Having sorted our radio out. Eric also had to connect an appropriate navigation light. Boats travelling on tidal waters, including tidal sections of rivers, boats need to be seen in all conditions to avoid collision. The COLREG rules state that for a boat our length means having a mast headlight visable for 3 nautical miles, red port and green starboard side lights and white stern light visable for 2 nautical miles. (Disclaimer, there are more regulations and criteria than I have listed here) The logic being that although we might not choose to travel at night, tide times might make it necessary to be on the water at dawn, dusk or in poor conditions. A lot of narrowboaters simply choose not to venture into this territory, we’ve decided to explore as much of the system as practical so we’ve done our best to rig up a temporary mast. One day it will be sturdier and taller, but as we know we’re only going to be doing the very first section of tidal water between Cromwell and Torksey in very calm conditions it will surfice for now. Added to which, the river has so many bends chances are we can’t be seen in full daylight beyond half a mile so we’re happy.

Nudging up to Newark

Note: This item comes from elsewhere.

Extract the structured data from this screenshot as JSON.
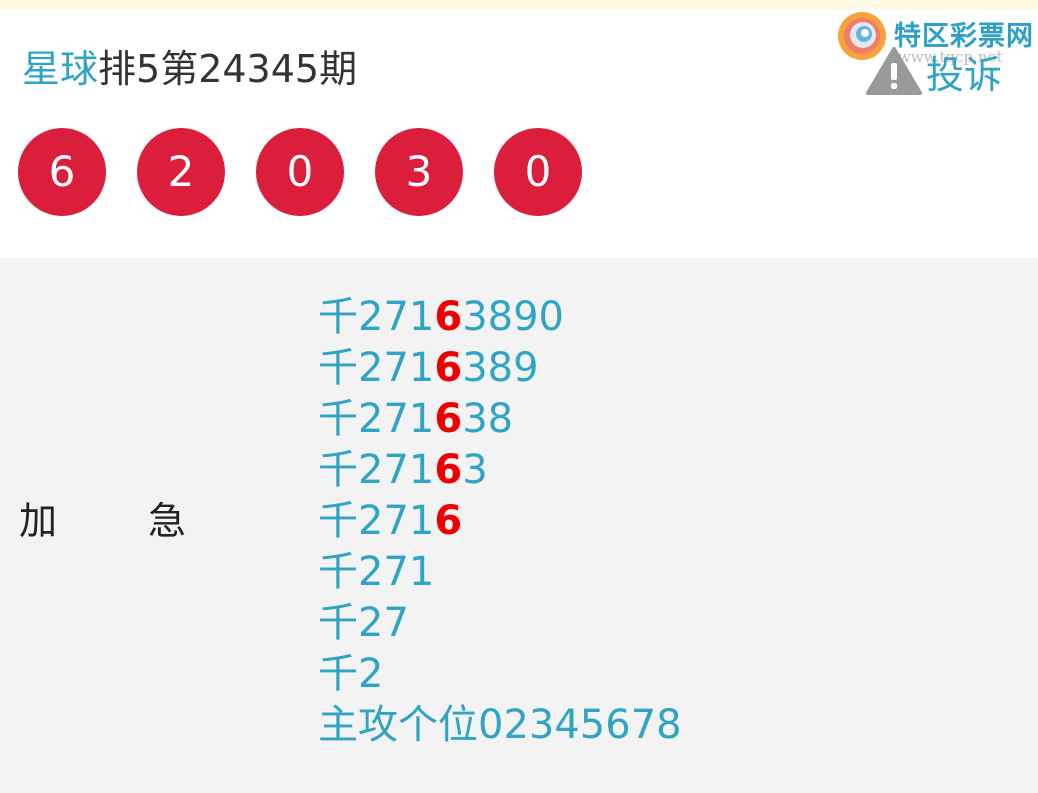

Oops apologies for being AWOL for a few weeks. But don’t worry I didn’t sneakily take Firecrest joyriding down the rapids and we haven’t sunk like John thought; just busy enjoying ourselves. So I’m going to skip through the past few weeks with just a few photos until I’ve caught up with myself. We’ve been travelling downstream from Nottingham to Newark.This rather non descript side arm besides the Nottingham EA building is actually the lock entrance onto the Grantham canal.  At this point it doesn’t go beyond the the length of the lock, but work is on going to restore the whole navigation. And if and when it does open we’ll certainly be back to explore. One of the drawbacks of big river cruising is the lack of pedestrian bridges, this is Radcliffe rail bridge, with 4 cruisers hurtling towards us. We’ve come to the conclusion that cruisers generally hunt in packs and their challenge is to get from one lock to the next as quickly as possible. Pootling, obviously isn’t in their vocabulary. Having said that, it isn’t a criticism, because if we had lived beside the Trent we might have had a cruiser,  a narrowboat is not the obvious or most appropriate form of river transport, just as we don’t think cruisers are the ideal for canal cruising. We’re finding the scenery along the river quite different to the canals, beach life is the thing.And in some sections, desert life seems the current norm. River levels are low but at least cruising hasn’t been restricted because of lack of rain, like some sections of the Leeds and Liverpool canal. Actually despite us hitting 30 degrees some days, we’ve had the benefit of a few heavy downpours and quite a few cloudy days. On the whole though, the weather has been fantastic cruising weather.